** EXERCISE BRIEF **
All entries should be output exactly as they stand.

** DATASET EXTRACT **
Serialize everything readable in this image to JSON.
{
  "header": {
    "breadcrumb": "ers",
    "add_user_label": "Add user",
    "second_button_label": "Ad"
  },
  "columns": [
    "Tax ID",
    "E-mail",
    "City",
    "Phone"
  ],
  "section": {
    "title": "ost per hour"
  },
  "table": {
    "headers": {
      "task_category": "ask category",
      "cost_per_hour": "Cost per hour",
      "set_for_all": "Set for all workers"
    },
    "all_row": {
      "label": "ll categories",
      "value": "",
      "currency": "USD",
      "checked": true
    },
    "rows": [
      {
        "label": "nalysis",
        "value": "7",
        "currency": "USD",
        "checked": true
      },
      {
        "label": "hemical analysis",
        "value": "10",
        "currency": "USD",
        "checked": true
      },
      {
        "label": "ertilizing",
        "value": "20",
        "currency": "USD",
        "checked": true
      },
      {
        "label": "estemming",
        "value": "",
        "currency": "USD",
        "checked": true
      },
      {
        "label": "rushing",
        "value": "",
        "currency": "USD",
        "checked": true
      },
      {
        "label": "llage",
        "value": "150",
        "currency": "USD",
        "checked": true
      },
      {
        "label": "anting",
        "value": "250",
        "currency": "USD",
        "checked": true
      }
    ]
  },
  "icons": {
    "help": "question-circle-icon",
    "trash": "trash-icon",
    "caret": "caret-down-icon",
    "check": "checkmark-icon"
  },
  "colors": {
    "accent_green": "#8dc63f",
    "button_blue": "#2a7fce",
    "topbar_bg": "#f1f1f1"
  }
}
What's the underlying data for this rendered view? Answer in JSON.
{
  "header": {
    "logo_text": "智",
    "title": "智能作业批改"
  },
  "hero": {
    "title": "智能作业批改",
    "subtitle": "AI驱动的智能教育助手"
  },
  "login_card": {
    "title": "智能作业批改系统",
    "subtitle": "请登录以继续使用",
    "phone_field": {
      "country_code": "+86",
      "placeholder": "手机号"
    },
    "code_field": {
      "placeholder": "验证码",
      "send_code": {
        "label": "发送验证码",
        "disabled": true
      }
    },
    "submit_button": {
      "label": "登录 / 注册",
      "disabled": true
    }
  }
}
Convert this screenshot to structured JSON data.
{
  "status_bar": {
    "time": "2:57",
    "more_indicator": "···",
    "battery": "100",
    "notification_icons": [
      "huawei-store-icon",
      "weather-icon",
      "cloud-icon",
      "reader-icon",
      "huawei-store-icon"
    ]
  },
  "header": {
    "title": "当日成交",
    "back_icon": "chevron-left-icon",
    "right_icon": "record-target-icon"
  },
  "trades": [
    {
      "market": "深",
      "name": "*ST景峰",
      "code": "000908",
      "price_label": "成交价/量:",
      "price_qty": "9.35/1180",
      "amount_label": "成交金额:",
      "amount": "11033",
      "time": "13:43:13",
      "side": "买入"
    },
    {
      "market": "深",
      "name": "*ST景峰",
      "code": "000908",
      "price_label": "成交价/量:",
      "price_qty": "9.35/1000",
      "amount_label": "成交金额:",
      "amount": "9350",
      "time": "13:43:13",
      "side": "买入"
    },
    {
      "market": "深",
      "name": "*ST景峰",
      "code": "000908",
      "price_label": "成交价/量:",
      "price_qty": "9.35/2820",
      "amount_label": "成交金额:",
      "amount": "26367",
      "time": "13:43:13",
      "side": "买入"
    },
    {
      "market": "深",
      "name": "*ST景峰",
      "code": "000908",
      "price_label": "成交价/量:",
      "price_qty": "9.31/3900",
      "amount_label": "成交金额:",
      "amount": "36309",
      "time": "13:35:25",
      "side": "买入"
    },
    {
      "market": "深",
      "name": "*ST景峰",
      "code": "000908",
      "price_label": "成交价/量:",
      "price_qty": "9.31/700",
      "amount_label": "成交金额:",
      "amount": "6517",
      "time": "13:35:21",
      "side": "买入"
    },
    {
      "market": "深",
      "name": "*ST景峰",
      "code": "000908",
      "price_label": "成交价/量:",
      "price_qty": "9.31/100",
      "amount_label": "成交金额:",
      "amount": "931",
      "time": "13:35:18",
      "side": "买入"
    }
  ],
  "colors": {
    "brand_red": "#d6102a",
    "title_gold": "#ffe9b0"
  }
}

** FINAL ANSWER **
Serialize everything readable in this image to JSON.
{
  "header": {
    "breadcrumb": "ers",
    "add_user_label": "Add user",
    "second_button_label": "Ad"
  },
  "columns": [
    "Tax ID",
    "E-mail",
    "City",
    "Phone"
  ],
  "section": {
    "title": "ost per hour"
  },
  "table": {
    "headers": {
      "task_category": "ask category",
      "cost_per_hour": "Cost per hour",
      "set_for_all": "Set for all workers"
    },
    "all_row": {
      "label": "ll categories",
      "value": "",
      "currency": "USD",
      "checked": true
    },
    "rows": [
      {
        "label": "nalysis",
        "value": "7",
        "currency": "USD",
        "checked": true
      },
      {
        "label": "hemical analysis",
        "value": "10",
        "currency": "USD",
        "checked": true
      },
      {
        "label": "ertilizing",
        "value": "20",
        "currency": "USD",
        "checked": true
      },
      {
        "label": "estemming",
        "value": "",
        "currency": "USD",
        "checked": true
      },
      {
        "label": "rushing",
        "value": "",
        "currency": "USD",
        "checked": true
      },
      {
        "label": "llage",
        "value": "150",
        "currency": "USD",
        "checked": true
      },
      {
        "label": "anting",
        "value": "250",
        "currency": "USD",
        "checked": true
      }
    ]
  },
  "icons": {
    "help": "question-circle-icon",
    "trash": "trash-icon",
    "caret": "caret-down-icon",
    "check": "checkmark-icon"
  },
  "colors": {
    "accent_green": "#8dc63f",
    "button_blue": "#2a7fce",
    "topbar_bg": "#f1f1f1"
  }
}
What's the underlying data for this rendered view? Answer in JSON.
{
  "header": {
    "logo_text": "智",
    "title": "智能作业批改"
  },
  "hero": {
    "title": "智能作业批改",
    "subtitle": "AI驱动的智能教育助手"
  },
  "login_card": {
    "title": "智能作业批改系统",
    "subtitle": "请登录以继续使用",
    "phone_field": {
      "country_code": "+86",
      "placeholder": "手机号"
    },
    "code_field": {
      "placeholder": "验证码",
      "send_code": {
        "label": "发送验证码",
        "disabled": true
      }
    },
    "submit_button": {
      "label": "登录 / 注册",
      "disabled": true
    }
  }
}
Convert this screenshot to structured JSON data.
{
  "status_bar": {
    "time": "2:57",
    "more_indicator": "···",
    "battery": "100",
    "notification_icons": [
      "huawei-store-icon",
      "weather-icon",
      "cloud-icon",
      "reader-icon",
      "huawei-store-icon"
    ]
  },
  "header": {
    "title": "当日成交",
    "back_icon": "chevron-left-icon",
    "right_icon": "record-target-icon"
  },
  "trades": [
    {
      "market": "深",
      "name": "*ST景峰",
      "code": "000908",
      "price_label": "成交价/量:",
      "price_qty": "9.35/1180",
      "amount_label": "成交金额:",
      "amount": "11033",
      "time": "13:43:13",
      "side": "买入"
    },
    {
      "market": "深",
      "name": "*ST景峰",
      "code": "000908",
      "price_label": "成交价/量:",
      "price_qty": "9.35/1000",
      "amount_label": "成交金额:",
      "amount": "9350",
      "time": "13:43:13",
      "side": "买入"
    },
    {
      "market": "深",
      "name": "*ST景峰",
      "code": "000908",
      "price_label": "成交价/量:",
      "price_qty": "9.35/2820",
      "amount_label": "成交金额:",
      "amount": "26367",
      "time": "13:43:13",
      "side": "买入"
    },
    {
      "market": "深",
      "name": "*ST景峰",
      "code": "000908",
      "price_label": "成交价/量:",
      "price_qty": "9.31/3900",
      "amount_label": "成交金额:",
      "amount": "36309",
      "time": "13:35:25",
      "side": "买入"
    },
    {
      "market": "深",
      "name": "*ST景峰",
      "code": "000908",
      "price_label": "成交价/量:",
      "price_qty": "9.31/700",
      "amount_label": "成交金额:",
      "amount": "6517",
      "time": "13:35:21",
      "side": "买入"
    },
    {
      "market": "深",
      "name": "*ST景峰",
      "code": "000908",
      "price_label": "成交价/量:",
      "price_qty": "9.31/100",
      "amount_label": "成交金额:",
      "amount": "931",
      "time": "13:35:18",
      "side": "买入"
    }
  ],
  "colors": {
    "brand_red": "#d6102a",
    "title_gold": "#ffe9b0"
  }
}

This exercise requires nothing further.